## TASK BRIEF
Without including any pictures, write out the listing below exactly.

^^^^

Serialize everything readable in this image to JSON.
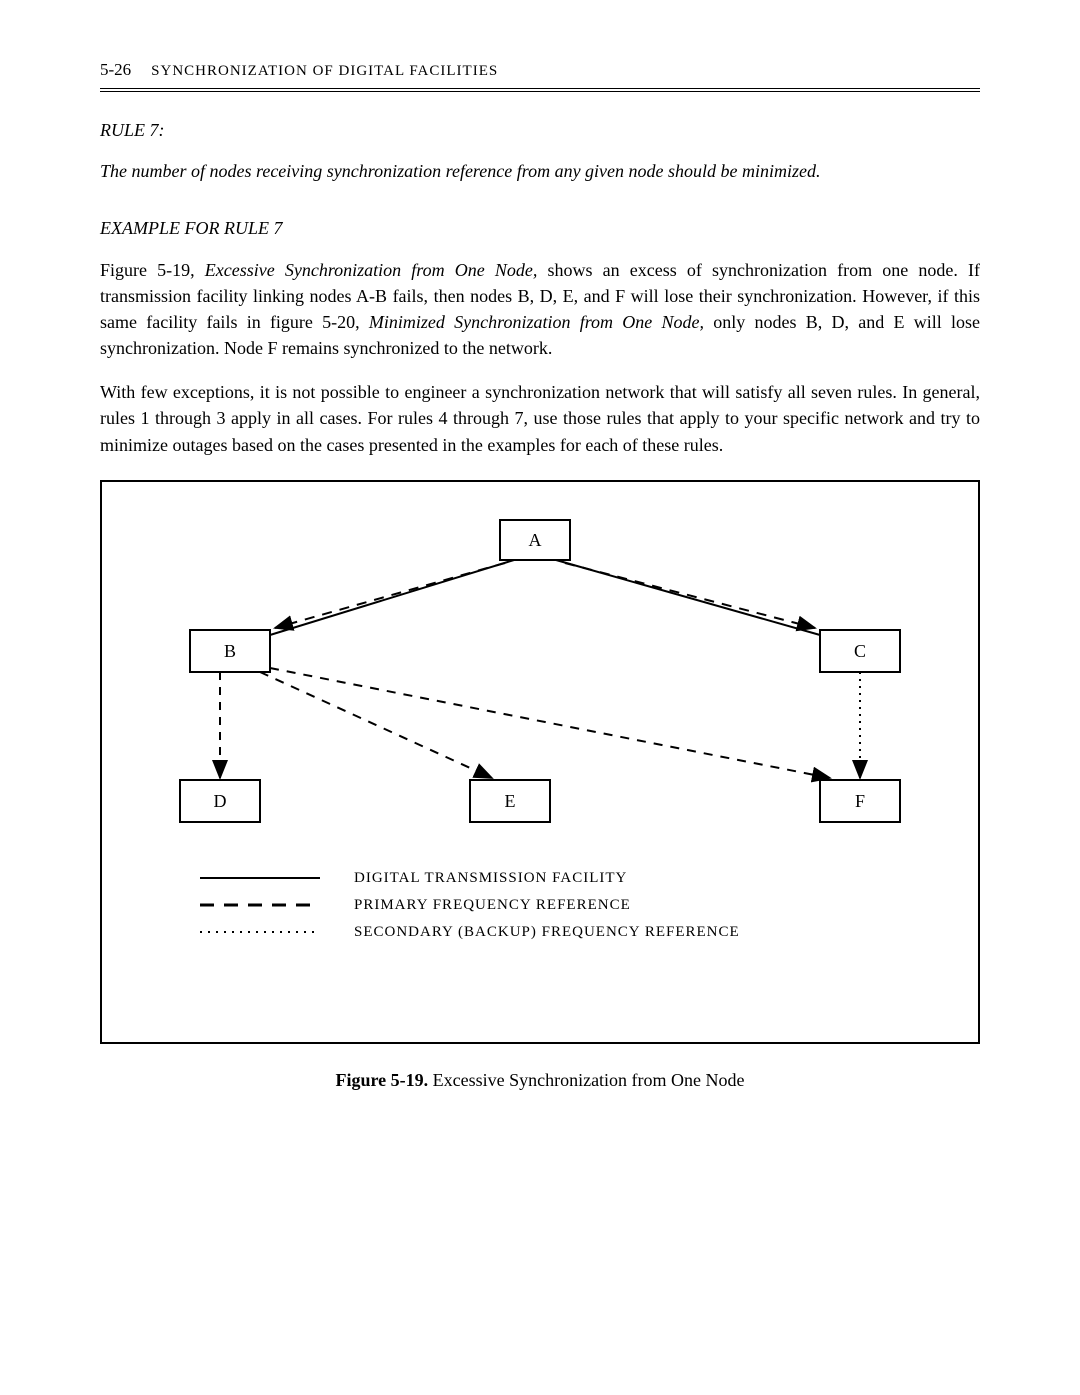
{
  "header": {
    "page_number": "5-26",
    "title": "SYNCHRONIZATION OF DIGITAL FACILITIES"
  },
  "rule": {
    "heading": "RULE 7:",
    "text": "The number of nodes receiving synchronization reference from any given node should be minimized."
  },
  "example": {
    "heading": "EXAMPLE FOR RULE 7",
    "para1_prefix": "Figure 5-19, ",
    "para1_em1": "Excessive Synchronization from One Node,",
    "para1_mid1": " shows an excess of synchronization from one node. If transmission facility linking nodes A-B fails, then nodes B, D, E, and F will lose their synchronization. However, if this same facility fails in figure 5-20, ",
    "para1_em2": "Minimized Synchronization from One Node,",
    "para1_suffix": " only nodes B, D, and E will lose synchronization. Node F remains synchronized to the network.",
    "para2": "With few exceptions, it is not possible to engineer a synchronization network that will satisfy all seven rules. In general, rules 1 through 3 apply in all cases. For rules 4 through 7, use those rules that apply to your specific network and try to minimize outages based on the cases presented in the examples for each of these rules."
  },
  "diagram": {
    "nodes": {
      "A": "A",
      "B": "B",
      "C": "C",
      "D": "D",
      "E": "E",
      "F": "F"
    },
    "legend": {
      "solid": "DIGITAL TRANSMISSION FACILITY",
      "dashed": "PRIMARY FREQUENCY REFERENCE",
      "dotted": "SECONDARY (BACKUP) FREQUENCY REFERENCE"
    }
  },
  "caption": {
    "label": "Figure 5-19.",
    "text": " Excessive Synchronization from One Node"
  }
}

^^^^

## RESPONSE
Serialize everything readable in this image to JSON.
{
  "header": {
    "page_number": "5-26",
    "title": "SYNCHRONIZATION OF DIGITAL FACILITIES"
  },
  "rule": {
    "heading": "RULE 7:",
    "text": "The number of nodes receiving synchronization reference from any given node should be minimized."
  },
  "example": {
    "heading": "EXAMPLE FOR RULE 7",
    "para1_prefix": "Figure 5-19, ",
    "para1_em1": "Excessive Synchronization from One Node,",
    "para1_mid1": " shows an excess of synchronization from one node. If transmission facility linking nodes A-B fails, then nodes B, D, E, and F will lose their synchronization. However, if this same facility fails in figure 5-20, ",
    "para1_em2": "Minimized Synchronization from One Node,",
    "para1_suffix": " only nodes B, D, and E will lose synchronization. Node F remains synchronized to the network.",
    "para2": "With few exceptions, it is not possible to engineer a synchronization network that will satisfy all seven rules. In general, rules 1 through 3 apply in all cases. For rules 4 through 7, use those rules that apply to your specific network and try to minimize outages based on the cases presented in the examples for each of these rules."
  },
  "diagram": {
    "nodes": {
      "A": "A",
      "B": "B",
      "C": "C",
      "D": "D",
      "E": "E",
      "F": "F"
    },
    "legend": {
      "solid": "DIGITAL TRANSMISSION FACILITY",
      "dashed": "PRIMARY FREQUENCY REFERENCE",
      "dotted": "SECONDARY (BACKUP) FREQUENCY REFERENCE"
    }
  },
  "caption": {
    "label": "Figure 5-19.",
    "text": " Excessive Synchronization from One Node"
  }
}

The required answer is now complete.